[Items from a data source]

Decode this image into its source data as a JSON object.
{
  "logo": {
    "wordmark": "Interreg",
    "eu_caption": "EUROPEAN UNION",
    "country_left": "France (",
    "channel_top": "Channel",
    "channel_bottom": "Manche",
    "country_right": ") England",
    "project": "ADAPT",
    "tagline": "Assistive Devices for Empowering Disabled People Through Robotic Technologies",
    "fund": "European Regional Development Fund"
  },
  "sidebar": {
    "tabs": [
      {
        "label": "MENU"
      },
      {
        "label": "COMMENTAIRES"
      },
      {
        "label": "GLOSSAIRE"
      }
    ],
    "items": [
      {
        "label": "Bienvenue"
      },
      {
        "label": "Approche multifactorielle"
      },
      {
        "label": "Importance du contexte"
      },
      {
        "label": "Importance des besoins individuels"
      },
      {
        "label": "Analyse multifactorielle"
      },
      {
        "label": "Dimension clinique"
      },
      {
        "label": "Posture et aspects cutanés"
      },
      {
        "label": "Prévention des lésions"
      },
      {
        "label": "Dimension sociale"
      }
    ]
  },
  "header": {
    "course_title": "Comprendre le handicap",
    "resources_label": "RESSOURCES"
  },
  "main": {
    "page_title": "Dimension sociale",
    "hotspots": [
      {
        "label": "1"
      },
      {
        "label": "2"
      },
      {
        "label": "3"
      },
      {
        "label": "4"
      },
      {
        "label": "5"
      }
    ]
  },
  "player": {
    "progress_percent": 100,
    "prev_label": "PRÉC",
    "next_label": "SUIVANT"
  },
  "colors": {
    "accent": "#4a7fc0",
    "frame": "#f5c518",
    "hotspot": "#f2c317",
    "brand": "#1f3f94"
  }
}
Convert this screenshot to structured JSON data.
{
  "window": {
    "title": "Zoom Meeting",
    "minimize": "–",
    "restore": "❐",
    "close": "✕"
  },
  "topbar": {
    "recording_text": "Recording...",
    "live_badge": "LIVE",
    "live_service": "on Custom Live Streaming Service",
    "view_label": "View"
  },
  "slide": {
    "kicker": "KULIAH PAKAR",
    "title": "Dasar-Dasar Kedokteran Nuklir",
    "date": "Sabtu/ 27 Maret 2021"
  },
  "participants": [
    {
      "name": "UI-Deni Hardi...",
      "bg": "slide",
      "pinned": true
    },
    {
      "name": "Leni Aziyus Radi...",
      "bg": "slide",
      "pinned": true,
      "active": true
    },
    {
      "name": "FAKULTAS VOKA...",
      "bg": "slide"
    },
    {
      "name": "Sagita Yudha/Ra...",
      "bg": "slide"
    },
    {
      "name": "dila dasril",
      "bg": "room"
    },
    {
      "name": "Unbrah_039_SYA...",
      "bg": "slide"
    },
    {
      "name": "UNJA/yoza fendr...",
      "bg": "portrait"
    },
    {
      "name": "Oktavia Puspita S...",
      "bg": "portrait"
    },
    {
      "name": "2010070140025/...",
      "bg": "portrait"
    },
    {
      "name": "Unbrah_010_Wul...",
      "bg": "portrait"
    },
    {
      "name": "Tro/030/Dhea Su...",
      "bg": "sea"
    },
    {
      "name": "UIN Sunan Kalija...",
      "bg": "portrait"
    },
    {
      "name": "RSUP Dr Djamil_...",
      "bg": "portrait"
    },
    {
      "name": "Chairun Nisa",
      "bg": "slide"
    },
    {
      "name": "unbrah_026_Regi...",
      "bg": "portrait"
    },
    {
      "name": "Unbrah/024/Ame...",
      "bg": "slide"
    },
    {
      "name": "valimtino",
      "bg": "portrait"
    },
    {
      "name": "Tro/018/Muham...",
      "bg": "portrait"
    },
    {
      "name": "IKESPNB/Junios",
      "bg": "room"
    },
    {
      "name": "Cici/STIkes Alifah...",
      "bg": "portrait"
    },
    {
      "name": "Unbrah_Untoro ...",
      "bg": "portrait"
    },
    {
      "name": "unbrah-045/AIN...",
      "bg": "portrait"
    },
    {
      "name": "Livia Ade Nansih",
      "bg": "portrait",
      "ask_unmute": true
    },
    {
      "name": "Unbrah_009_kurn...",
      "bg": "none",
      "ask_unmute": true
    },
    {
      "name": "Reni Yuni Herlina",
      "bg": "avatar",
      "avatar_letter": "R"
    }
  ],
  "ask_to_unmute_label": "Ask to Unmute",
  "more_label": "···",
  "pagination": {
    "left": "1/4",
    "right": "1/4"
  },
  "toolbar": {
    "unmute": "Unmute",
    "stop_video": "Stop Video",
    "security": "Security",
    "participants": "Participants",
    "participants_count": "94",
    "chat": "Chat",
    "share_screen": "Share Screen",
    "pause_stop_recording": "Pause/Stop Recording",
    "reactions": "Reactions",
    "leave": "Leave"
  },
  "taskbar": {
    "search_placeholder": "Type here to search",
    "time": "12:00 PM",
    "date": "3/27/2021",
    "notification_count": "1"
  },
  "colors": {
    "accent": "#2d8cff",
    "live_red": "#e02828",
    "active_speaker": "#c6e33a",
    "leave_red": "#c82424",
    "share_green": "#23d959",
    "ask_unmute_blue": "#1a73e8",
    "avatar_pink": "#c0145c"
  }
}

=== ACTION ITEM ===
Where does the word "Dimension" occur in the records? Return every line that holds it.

=== ANSWER SPACE ===
        "label": "Dimension clinique"
        "label": "Dimension sociale"
    "page_title": "Dimension sociale",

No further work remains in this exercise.